A Tough Season for Believers

Wednesday, December 22nd, 2010

Good op-ed piece in the New York Times, “A Tough Season for Believers.” Here is the closing thought.

[B]elieving Christians are no longer what they once were — an overwhelming majority in a self-consciously Christian nation. The question is whether they can become a creative and attractive minority in a different sort of culture, where they’re competing not only with rival faiths but with a host of pseudo-Christian spiritualities, and where the idea of a single religious truth seems increasingly passé.

Or to put it another way, Christians need to find a way to thrive in a society that looks less and less like any sort of Christendom — and more and more like the diverse and complicated Roman Empire where their religion had its beginning, 2,000 years ago this week.

And Christianity did thrive under an intolerant Roman Empire. God doesn’t need a “Christian nation” or tolerant environment for his people to flourish. But we do need to be the people he calls and empowers us to be in the context we find ourselves.

Friends, this world is not your home, so don’t make yourselves cozy in it. Don’t indulge your ego at the expense of your soul. Live an exemplary life among the natives so that your actions will refute their prejudices. Then they’ll be won over to God’s side and be there to join in the celebration when he arrives. (1 Peter 1:11-12, The Message)

On Politics and Political Positions

Monday, March 22nd, 2010

As a result of the U.S. healthcare debate and vote, there has been a lot of Jesus follower jumping in on one side or the other of the issue. Although I disagree with Greg Boyd on a number of topics, I believe he captures the heart of what our view towards politics and political positions should be.

The political system will always try to lure us into believing that our particular way of doing politics is the ‘Christian’ way and tempt us into placing our trust in (what we think is) the wisdom and righteousness of our political positions rather than in the power of self-sacrificial love.

When Christians begin to think this way, it inevitably divides the church, since the ambiguity of politics is such that on most issues, good and decent people can and do disagree. If I naively pronounce that my views are the ‘Christian’ views, then your views must be judged to be ‘un-Christian’ if they disagree with me. This is arrogant and naive. It’s also unbiblical. Jesus called both Matthew, a tax collector, and Simon, a Zealot, to be his disciples. Tax collectors and zealots were at opposite sides of the political spectrum in the first century.

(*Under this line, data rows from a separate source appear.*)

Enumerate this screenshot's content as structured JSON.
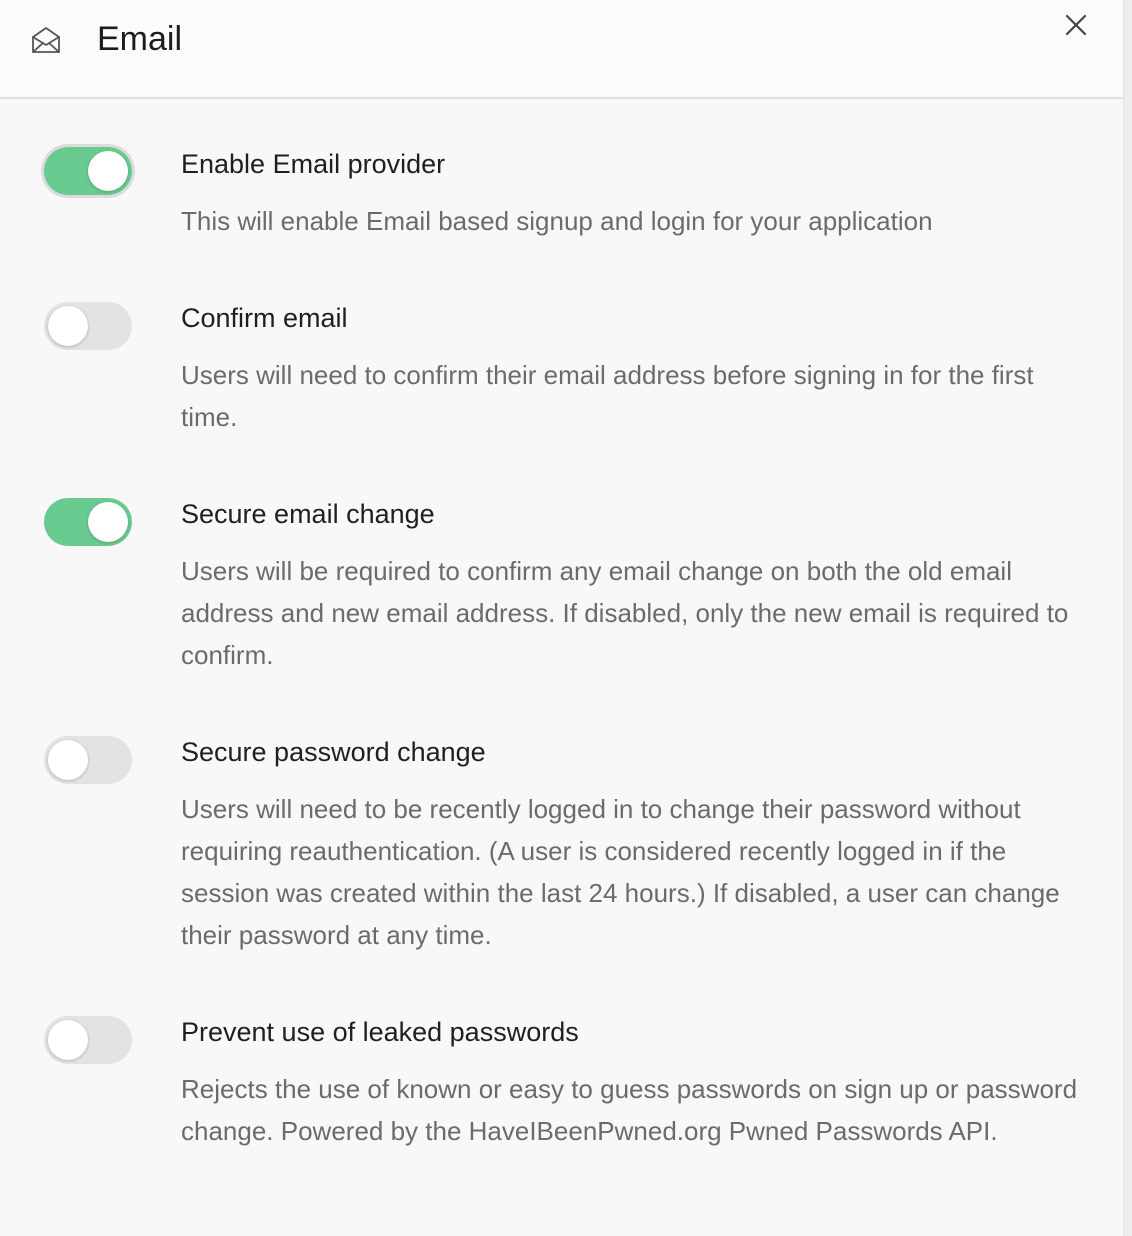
{
  "header": {
    "title": "Email",
    "icon": "envelope-open-icon",
    "close_icon": "close-icon"
  },
  "colors": {
    "toggle_on": "#6acb90",
    "toggle_off": "#e3e3e3"
  },
  "settings": [
    {
      "title": "Enable Email provider",
      "description": "This will enable Email based signup and login for your application",
      "enabled": true
    },
    {
      "title": "Confirm email",
      "description": "Users will need to confirm their email address before signing in for the first time.",
      "enabled": false
    },
    {
      "title": "Secure email change",
      "description": "Users will be required to confirm any email change on both the old email address and new email address. If disabled, only the new email is required to confirm.",
      "enabled": true
    },
    {
      "title": "Secure password change",
      "description": "Users will need to be recently logged in to change their password without requiring reauthentication. (A user is considered recently logged in if the session was created within the last 24 hours.) If disabled, a user can change their password at any time.",
      "enabled": false
    },
    {
      "title": "Prevent use of leaked passwords",
      "description": "Rejects the use of known or easy to guess passwords on sign up or password change. Powered by the HaveIBeenPwned.org Pwned Passwords API.",
      "enabled": false
    }
  ]
}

Yet we don’t read a word in the Gospels about whose views Jesus thought were most correct, for the Kingdom he came to establish is “not of this world” (Jn. 18:36).

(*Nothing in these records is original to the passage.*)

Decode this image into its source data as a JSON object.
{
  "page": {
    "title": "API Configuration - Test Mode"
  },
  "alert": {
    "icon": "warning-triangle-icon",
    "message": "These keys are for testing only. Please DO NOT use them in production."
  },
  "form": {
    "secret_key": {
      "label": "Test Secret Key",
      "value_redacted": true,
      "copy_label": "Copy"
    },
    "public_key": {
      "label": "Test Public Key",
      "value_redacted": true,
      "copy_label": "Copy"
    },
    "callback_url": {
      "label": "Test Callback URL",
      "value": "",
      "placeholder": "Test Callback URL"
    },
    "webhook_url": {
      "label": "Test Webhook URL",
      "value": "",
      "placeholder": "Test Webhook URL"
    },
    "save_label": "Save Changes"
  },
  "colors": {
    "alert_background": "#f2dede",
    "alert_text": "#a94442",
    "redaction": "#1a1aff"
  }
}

Even more importantly, when followers of Jesus get co-opted by the political system it distracts us from the Kingdom work we’re called to do. To the extent that we place our trust in exercising power over others, we stop trusting our mandate to exercise power under others through sacrificial service. Paul warns us not to get too involved in the affairs of the world, including its politics, but to always focus on pleasing our commander (2 Tim. 2:4)…. We who follow Jesus must always remember we belong to a radically different country with a radically different King who offers radically different solutions to the problems of life. We are missionaries in whatever earthly kingdom we happen to find ourselves in. We are citizens of heaven before we’re citizens of any earthly kingdom (Phil. 3:20).

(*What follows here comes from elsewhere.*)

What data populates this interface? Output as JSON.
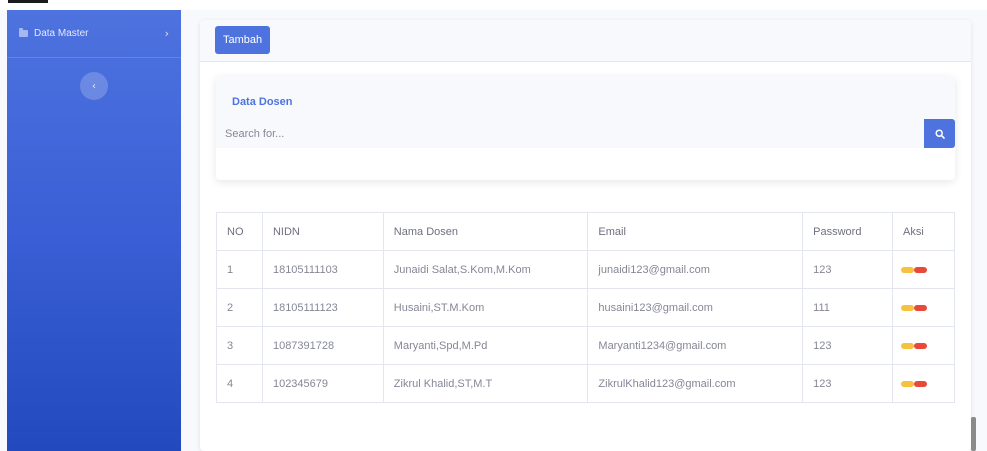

My prayer is that as followers of Jesus our discussion around the healthcare issue or any political dialogue will be tempered by what Mr. Boyd shares.

A. W. Tozer Quote

Thursday, January 21st, 2010

Much of our difficulty as seeking Christians stems from our unwillingness to take God as He is and adjust our lives accordingly. We insist upon trying to modify Him and bring Him nearer to our own image. —A. W. Tozer